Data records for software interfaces
○ ○ ○
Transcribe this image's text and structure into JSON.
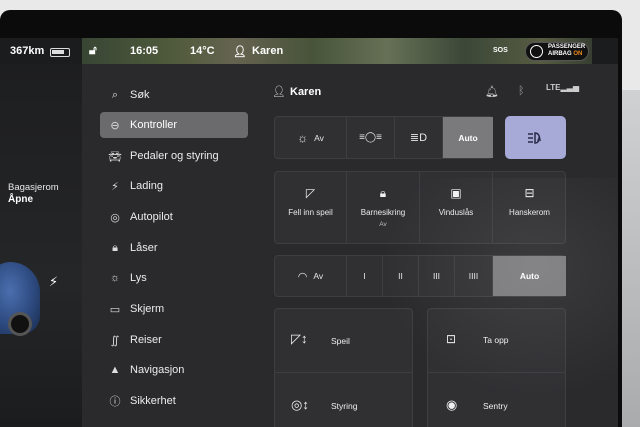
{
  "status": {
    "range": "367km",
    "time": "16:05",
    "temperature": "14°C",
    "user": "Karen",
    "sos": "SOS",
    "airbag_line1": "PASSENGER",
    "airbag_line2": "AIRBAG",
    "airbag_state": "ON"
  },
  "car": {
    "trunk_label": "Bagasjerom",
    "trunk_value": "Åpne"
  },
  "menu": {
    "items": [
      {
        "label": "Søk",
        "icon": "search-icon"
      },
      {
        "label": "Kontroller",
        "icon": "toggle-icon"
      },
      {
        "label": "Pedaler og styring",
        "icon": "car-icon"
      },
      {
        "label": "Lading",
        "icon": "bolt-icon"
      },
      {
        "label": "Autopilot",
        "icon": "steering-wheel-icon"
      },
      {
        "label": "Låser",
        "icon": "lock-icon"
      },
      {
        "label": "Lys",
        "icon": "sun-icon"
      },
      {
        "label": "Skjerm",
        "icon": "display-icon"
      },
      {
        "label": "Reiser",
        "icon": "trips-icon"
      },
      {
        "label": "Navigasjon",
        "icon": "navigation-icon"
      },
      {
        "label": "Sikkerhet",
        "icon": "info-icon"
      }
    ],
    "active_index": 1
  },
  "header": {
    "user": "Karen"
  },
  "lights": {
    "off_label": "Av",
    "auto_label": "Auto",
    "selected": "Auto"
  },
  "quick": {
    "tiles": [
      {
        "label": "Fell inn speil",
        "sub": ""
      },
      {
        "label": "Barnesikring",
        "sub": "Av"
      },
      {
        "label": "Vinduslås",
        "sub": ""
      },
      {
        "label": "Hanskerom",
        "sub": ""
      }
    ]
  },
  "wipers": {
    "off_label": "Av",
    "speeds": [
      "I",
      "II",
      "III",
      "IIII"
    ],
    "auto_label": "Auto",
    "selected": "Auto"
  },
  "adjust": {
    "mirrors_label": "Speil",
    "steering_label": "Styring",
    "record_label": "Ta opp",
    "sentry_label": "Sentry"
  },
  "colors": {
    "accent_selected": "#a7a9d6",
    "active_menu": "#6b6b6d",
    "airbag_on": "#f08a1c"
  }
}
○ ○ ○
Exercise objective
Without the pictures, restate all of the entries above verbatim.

Response box
Transcribe this image's text and structure into JSON.
{
  "status": {
    "range": "367km",
    "time": "16:05",
    "temperature": "14°C",
    "user": "Karen",
    "sos": "SOS",
    "airbag_line1": "PASSENGER",
    "airbag_line2": "AIRBAG",
    "airbag_state": "ON"
  },
  "car": {
    "trunk_label": "Bagasjerom",
    "trunk_value": "Åpne"
  },
  "menu": {
    "items": [
      {
        "label": "Søk",
        "icon": "search-icon"
      },
      {
        "label": "Kontroller",
        "icon": "toggle-icon"
      },
      {
        "label": "Pedaler og styring",
        "icon": "car-icon"
      },
      {
        "label": "Lading",
        "icon": "bolt-icon"
      },
      {
        "label": "Autopilot",
        "icon": "steering-wheel-icon"
      },
      {
        "label": "Låser",
        "icon": "lock-icon"
      },
      {
        "label": "Lys",
        "icon": "sun-icon"
      },
      {
        "label": "Skjerm",
        "icon": "display-icon"
      },
      {
        "label": "Reiser",
        "icon": "trips-icon"
      },
      {
        "label": "Navigasjon",
        "icon": "navigation-icon"
      },
      {
        "label": "Sikkerhet",
        "icon": "info-icon"
      }
    ],
    "active_index": 1
  },
  "header": {
    "user": "Karen"
  },
  "lights": {
    "off_label": "Av",
    "auto_label": "Auto",
    "selected": "Auto"
  },
  "quick": {
    "tiles": [
      {
        "label": "Fell inn speil",
        "sub": ""
      },
      {
        "label": "Barnesikring",
        "sub": "Av"
      },
      {
        "label": "Vinduslås",
        "sub": ""
      },
      {
        "label": "Hanskerom",
        "sub": ""
      }
    ]
  },
  "wipers": {
    "off_label": "Av",
    "speeds": [
      "I",
      "II",
      "III",
      "IIII"
    ],
    "auto_label": "Auto",
    "selected": "Auto"
  },
  "adjust": {
    "mirrors_label": "Speil",
    "steering_label": "Styring",
    "record_label": "Ta opp",
    "sentry_label": "Sentry"
  },
  "colors": {
    "accent_selected": "#a7a9d6",
    "active_menu": "#6b6b6d",
    "airbag_on": "#f08a1c"
  }
}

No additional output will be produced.